This article seems very slanted toward buying service contracts. With that in mind, would you like to pay for repairs before they happen or just put that same money in a repair fund that you manage yourself? Also, there’s a direct correlation in repairs due to customer caused events. If you’re careful and you’ve done some self educating about minor rv issues- you’ll save a lot of money and avoid being one of those in the eighth-year repair statistics. You can also verify some of what I’ve said here on the same forum mentioned in the article. I am one of the people who purchased a service contract. Over the entire term we never used it. It cost us $4,000.00. There are a few more stories like mine out there. Remember, the gamble on this is the “house” usually wins. Otherwise they wouldn’t be selling these contracts.

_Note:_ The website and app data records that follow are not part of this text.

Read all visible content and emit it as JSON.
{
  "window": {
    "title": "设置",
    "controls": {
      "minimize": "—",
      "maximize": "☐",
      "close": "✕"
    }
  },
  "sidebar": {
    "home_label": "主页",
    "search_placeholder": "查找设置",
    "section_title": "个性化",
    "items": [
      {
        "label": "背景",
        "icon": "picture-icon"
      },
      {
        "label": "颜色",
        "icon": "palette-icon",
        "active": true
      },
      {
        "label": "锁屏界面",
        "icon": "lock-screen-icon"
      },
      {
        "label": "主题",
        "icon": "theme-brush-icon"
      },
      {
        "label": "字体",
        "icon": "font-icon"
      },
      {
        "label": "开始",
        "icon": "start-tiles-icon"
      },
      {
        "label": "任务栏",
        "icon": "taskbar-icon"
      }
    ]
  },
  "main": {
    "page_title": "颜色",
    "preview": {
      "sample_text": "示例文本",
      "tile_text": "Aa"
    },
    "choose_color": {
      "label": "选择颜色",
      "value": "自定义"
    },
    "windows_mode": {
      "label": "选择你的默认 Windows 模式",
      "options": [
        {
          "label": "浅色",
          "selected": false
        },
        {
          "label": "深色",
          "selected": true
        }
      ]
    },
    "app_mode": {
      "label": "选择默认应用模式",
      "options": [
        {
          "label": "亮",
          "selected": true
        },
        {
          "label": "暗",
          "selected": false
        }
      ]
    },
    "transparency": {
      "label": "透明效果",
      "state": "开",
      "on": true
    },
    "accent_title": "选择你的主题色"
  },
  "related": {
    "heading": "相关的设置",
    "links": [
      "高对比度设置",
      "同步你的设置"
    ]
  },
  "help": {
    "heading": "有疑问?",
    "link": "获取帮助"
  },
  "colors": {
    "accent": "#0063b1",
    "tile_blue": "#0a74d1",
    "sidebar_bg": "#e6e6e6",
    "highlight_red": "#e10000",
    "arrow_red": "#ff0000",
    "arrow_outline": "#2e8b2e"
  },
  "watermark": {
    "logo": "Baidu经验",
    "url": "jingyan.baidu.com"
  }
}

On the other side of the coin that Drew had, we purchased a travel trailer from a private party. We thought we did our due diligence when purchasing. Had it plugged in the back yard, doing the usual clean-up before loading our stuff to take it out. Three days later, after the breaker had popped several times, the roof AC quit.
Took it in to a repair shop, found it was drawing unusually large amps, basically, the unit was shot. We purchased a Good Sam Extended Warranty which covered it’s repair less the deductible of course. Along with that, a fan distribution panel was also bad, and got replaced as well.
From my end, the service plan saved our “bacon”. Without that, we would have been out over $1000.